Congress has made small steps toward “green” environmental decisions affecting businesses. Last week, senators on both sides of the aisle agreed to phase out hydrofluorocarbons, the chemicals used in air conditioners and refrigeration that are known to contribute to warming the earth. It has been placed in an amendment to a bipartisan energy bill. There is no guarantee, though, that it will be agreed by both chambers or signed by the president before 2021.
The real estate market might be the canary in the coal mine. Who wants to buy a house in a region that floods more often, has had drought and record-breaking high temperatures, or where hurricanes that are increasing in frequency?
“Climate change is linked to devaluing home values,” said Jesse Keenan, an editor of the report and a professor of real estate at Tulane University in New Orleans. “If in your town, your house is devalued, that makes it harder for your local government to raise money,” he said. “That’s one set of risks that could lead to a contagion and broader instability across financial markets.”
A price on carbon emissions, through taxes or trading credits between polluters and nonpolluters, is advised in the report. Other recommendations include:
- The Treasury Department’s Financial Stability Oversight Council’s annual report should include climate risks.
- The Federal Reserve, along with other significant financial regulators, should join international initiatives on climate threats.
- Bank regulators should begin a climate risk stress testing pilot program. (Models are already being created in Europe and Britain.)
- The Securities and Exchange Commission should reinforce any existing risk requirements for publicly traded companies concerning climate change.

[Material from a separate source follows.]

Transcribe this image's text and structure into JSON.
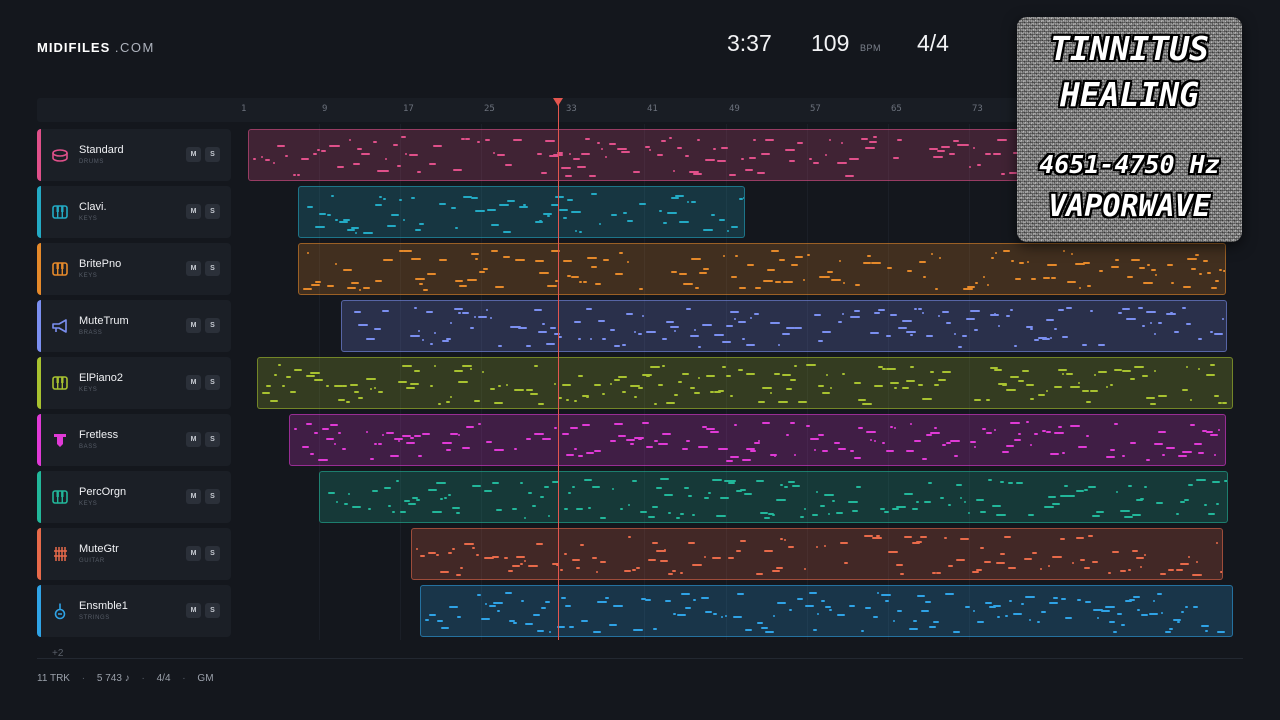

What affects commodities also affects pensions and retirement funds. The Trump administration’s Labor Department has proposed an astounding rule that would prohibit retirement investment managers from including socially responsible investments—which contain environmentally responsible corporations and disallow companies such as gun manufacturers and fossil fuel—in their recommendations to clients. This would virtually cut off vital information between managers and clients who are socially responsible in their life choices and want that to continue into retirement with their life savings.
“If there’s any class of investors that should be thinking about the long run, it’s retirement funds and pension funds,” said Nathaniel Keohane, economist at the Environmental Defense Fund and one of the authors of the report.—Marian Conway